§ **Task statement**: Going through the data below, tally every line where the string "will" occurs, then give only the tally.

§ **Data for the task**:
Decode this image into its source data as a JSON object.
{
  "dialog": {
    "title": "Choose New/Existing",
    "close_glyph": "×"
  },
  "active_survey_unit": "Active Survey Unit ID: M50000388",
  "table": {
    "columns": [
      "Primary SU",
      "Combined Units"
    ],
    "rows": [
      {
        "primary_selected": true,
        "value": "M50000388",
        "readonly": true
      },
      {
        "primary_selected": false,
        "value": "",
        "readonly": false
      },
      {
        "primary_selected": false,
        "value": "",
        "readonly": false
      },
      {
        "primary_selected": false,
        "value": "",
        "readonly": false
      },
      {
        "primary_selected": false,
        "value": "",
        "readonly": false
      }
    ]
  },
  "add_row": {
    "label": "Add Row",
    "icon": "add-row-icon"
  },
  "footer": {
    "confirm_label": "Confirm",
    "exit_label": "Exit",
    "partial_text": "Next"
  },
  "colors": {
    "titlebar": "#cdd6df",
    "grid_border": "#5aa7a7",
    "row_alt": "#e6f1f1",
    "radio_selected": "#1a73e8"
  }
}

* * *

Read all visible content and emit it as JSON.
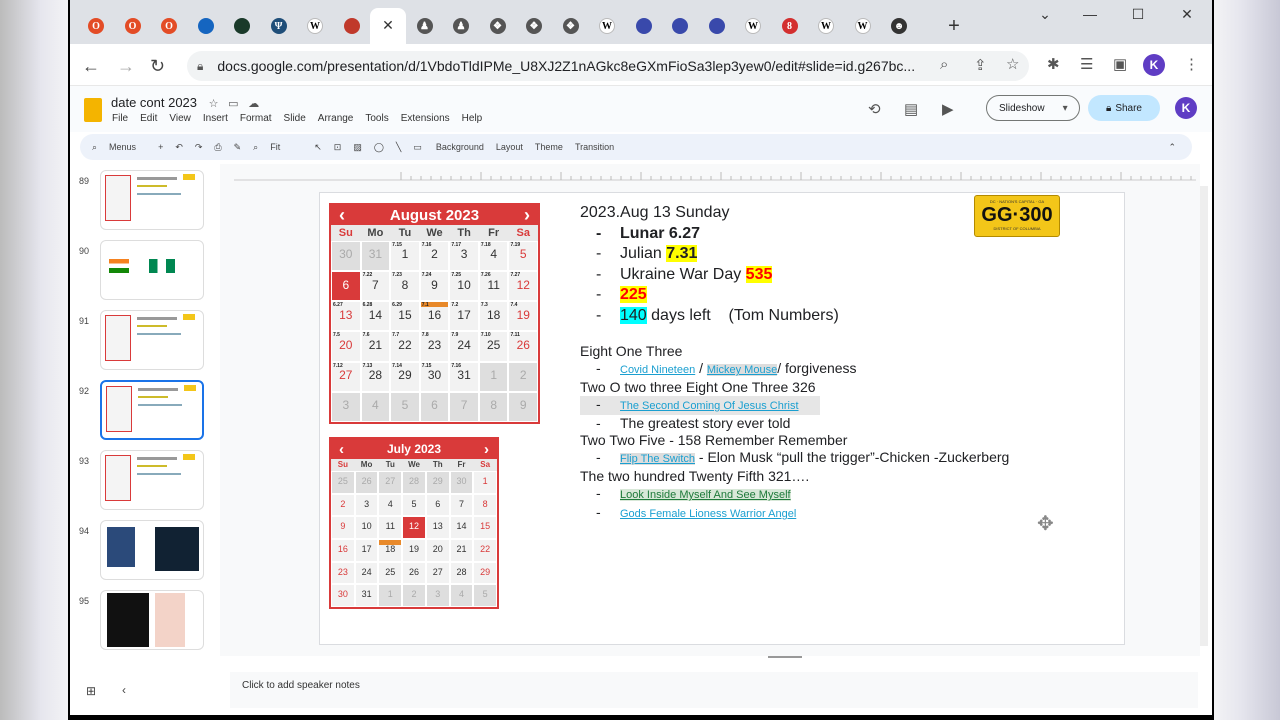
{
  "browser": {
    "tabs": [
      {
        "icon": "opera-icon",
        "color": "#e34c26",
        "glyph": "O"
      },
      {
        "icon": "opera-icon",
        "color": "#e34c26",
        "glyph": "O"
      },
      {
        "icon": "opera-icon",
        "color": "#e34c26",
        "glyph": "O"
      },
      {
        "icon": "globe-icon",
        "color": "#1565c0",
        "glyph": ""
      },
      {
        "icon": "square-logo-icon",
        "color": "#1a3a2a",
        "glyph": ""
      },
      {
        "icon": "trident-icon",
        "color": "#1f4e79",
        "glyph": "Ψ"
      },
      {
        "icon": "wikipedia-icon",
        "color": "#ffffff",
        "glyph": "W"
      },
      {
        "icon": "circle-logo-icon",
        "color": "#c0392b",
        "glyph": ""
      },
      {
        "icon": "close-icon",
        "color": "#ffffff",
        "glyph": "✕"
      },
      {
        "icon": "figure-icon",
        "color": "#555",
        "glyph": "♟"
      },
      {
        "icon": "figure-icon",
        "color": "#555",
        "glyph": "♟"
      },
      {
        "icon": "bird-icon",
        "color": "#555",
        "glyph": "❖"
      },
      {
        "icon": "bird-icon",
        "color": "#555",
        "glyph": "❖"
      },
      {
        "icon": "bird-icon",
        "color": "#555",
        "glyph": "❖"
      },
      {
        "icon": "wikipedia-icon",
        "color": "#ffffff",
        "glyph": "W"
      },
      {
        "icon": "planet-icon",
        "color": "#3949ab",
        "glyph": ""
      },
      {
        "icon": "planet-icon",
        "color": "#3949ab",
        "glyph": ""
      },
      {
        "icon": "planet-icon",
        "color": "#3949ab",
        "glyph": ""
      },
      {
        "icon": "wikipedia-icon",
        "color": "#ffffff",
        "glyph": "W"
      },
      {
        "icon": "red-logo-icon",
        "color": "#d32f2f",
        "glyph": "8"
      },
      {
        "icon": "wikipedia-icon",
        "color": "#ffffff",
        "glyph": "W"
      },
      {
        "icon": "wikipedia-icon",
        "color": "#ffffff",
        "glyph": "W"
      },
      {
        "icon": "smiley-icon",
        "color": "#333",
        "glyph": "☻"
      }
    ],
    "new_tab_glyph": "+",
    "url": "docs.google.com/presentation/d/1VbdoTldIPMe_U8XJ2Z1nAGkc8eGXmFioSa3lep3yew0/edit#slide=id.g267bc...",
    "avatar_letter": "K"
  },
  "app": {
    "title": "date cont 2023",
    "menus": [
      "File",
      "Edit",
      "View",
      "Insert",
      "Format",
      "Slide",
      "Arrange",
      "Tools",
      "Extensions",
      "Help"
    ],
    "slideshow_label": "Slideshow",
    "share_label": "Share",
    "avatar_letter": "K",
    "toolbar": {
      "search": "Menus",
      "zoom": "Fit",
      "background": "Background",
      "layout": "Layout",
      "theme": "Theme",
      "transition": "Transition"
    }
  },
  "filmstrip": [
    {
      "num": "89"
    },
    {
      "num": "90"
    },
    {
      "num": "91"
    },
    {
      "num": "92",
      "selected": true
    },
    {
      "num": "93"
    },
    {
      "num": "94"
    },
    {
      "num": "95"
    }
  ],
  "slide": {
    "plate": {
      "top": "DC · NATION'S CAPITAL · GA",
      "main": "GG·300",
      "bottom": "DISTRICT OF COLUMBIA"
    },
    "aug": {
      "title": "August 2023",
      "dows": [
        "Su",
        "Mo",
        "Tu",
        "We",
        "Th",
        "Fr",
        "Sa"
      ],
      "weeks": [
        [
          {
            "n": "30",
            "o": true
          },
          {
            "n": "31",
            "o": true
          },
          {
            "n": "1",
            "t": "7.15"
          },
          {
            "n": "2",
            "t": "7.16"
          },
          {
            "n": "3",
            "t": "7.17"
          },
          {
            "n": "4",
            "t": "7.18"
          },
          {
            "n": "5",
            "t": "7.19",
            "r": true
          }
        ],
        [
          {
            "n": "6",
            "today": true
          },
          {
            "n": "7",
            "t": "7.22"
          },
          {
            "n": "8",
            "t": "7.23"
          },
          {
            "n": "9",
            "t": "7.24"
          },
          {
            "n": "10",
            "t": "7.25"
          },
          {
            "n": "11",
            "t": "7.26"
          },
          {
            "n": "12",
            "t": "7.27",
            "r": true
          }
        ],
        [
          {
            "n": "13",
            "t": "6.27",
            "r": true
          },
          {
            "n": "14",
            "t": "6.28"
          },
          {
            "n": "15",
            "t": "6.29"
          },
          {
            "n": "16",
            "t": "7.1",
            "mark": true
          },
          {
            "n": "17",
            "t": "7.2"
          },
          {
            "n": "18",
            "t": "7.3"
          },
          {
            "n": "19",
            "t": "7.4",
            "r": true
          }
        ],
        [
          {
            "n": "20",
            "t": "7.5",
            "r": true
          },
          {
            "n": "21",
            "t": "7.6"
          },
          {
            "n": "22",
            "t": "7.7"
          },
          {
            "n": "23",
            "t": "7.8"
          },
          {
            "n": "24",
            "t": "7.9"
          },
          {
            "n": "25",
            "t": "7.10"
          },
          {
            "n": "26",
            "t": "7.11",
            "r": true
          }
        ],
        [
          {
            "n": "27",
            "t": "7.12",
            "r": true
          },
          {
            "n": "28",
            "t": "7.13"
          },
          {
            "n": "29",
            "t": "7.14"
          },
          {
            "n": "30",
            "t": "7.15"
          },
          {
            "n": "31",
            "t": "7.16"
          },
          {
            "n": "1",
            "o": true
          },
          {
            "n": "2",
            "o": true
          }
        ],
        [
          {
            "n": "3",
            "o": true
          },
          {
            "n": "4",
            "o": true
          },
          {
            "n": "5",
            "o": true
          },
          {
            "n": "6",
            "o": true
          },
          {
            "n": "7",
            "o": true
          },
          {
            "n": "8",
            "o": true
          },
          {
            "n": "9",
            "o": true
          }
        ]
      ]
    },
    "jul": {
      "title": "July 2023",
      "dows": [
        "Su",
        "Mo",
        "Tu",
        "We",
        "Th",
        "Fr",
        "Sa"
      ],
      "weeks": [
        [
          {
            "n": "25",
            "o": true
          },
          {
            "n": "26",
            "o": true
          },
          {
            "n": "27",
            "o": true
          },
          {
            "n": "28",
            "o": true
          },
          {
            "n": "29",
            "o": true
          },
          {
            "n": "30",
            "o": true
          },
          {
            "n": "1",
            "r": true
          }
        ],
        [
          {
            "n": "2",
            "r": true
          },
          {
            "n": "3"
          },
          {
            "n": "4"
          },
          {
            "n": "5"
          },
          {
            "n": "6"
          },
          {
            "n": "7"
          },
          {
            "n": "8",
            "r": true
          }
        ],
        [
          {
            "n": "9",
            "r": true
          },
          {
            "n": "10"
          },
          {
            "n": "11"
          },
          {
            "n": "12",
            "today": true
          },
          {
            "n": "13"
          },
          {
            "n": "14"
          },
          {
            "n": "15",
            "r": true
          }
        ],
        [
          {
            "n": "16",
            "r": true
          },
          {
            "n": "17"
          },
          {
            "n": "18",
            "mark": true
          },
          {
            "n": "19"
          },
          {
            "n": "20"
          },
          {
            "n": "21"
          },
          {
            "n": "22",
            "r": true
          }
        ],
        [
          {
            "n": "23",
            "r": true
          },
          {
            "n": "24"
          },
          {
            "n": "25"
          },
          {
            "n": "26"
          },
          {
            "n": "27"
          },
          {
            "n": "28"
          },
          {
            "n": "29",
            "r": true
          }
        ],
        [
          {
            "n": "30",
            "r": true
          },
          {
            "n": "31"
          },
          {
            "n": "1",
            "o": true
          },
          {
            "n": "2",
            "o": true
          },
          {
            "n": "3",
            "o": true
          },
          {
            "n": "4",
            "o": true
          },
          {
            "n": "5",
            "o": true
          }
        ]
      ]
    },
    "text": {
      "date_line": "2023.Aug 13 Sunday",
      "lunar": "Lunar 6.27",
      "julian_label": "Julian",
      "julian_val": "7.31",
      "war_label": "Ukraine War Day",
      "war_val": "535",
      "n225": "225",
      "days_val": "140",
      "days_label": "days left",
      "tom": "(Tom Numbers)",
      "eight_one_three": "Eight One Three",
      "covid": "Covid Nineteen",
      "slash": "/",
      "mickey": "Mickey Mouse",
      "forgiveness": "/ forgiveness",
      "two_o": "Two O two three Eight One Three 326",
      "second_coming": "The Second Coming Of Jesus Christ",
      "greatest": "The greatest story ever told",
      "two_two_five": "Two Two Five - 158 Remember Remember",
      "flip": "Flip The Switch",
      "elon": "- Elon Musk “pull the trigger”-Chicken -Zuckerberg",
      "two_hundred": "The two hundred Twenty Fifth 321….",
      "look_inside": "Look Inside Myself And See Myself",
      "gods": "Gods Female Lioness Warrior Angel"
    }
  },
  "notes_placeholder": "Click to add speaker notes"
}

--

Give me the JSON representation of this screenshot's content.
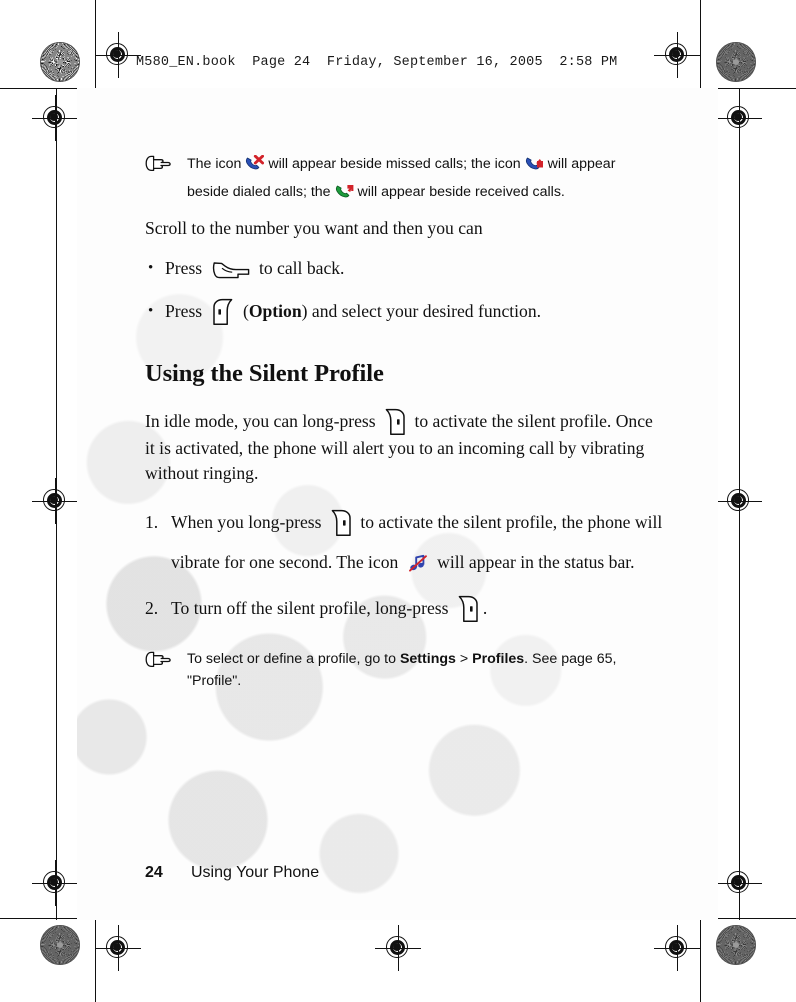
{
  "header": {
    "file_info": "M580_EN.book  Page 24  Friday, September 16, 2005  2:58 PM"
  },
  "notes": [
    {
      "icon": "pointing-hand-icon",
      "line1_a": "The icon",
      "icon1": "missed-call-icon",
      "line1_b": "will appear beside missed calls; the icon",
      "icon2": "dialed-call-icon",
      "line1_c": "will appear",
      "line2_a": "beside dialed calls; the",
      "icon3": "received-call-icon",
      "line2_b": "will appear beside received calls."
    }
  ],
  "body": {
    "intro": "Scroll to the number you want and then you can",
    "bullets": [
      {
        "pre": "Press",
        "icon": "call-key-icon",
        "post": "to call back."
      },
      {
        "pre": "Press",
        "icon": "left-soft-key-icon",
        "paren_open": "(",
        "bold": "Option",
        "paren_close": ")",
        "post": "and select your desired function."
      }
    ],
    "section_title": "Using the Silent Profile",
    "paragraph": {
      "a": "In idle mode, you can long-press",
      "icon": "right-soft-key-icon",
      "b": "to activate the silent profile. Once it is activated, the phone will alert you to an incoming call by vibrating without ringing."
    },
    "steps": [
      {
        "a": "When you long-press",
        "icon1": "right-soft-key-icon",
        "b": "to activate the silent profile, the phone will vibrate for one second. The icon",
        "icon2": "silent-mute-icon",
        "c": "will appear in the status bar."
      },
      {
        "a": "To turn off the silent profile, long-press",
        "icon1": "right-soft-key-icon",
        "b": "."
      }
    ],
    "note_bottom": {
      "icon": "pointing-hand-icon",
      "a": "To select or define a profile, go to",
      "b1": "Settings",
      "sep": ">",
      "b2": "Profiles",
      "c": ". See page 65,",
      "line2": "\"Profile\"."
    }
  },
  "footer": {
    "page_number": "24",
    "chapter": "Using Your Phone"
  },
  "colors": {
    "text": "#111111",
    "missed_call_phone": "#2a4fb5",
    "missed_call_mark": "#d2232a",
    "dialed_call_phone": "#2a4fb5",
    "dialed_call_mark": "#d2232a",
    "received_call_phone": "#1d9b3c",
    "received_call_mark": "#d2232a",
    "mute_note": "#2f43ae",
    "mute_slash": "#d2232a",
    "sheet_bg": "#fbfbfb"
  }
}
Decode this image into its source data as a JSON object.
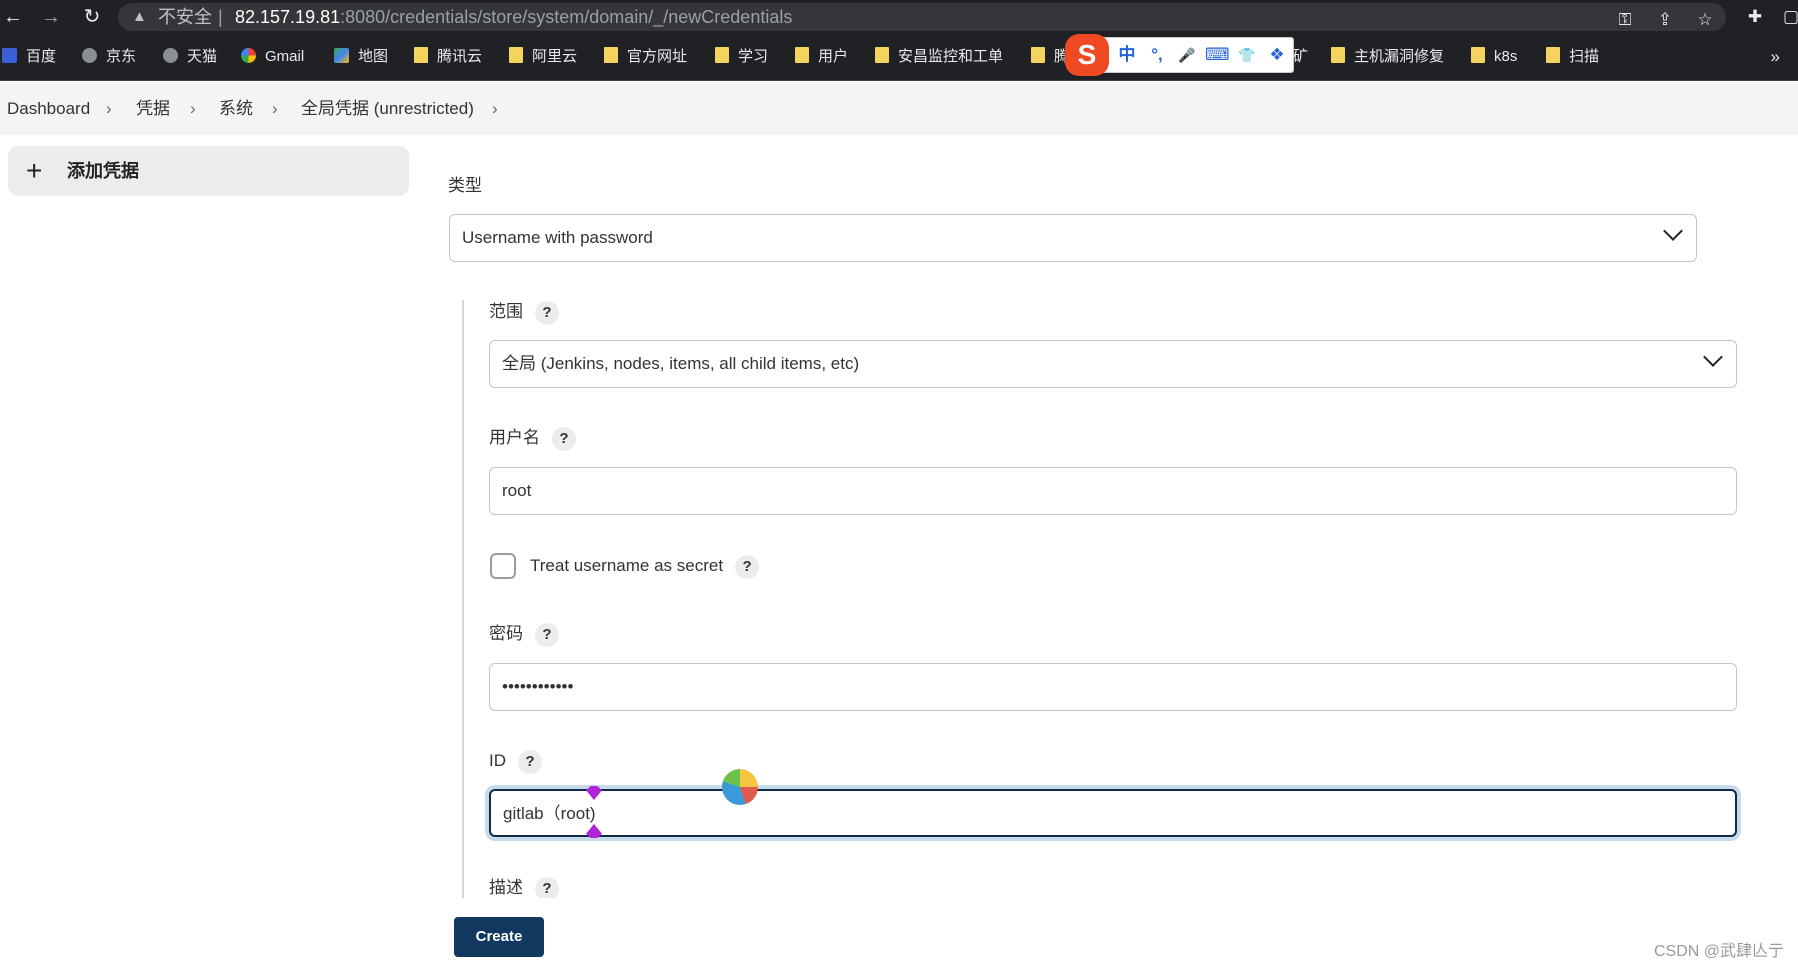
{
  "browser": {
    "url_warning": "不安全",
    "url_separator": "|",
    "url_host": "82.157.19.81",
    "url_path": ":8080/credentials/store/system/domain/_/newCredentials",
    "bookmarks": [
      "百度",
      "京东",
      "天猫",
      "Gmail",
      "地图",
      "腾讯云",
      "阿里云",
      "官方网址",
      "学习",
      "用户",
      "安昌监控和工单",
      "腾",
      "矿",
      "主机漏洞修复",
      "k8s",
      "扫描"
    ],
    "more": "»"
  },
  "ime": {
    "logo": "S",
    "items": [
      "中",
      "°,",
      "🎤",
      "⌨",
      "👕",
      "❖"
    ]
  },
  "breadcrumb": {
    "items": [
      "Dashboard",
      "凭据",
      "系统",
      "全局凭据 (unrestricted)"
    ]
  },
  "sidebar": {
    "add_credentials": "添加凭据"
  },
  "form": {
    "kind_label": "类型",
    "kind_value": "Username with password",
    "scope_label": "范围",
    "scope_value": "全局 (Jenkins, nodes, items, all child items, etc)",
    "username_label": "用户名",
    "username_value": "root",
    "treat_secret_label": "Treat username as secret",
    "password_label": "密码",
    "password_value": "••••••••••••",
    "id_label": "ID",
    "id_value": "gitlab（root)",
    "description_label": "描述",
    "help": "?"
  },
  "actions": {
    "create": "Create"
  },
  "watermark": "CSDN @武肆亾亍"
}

§ **Solution for this problem**: 6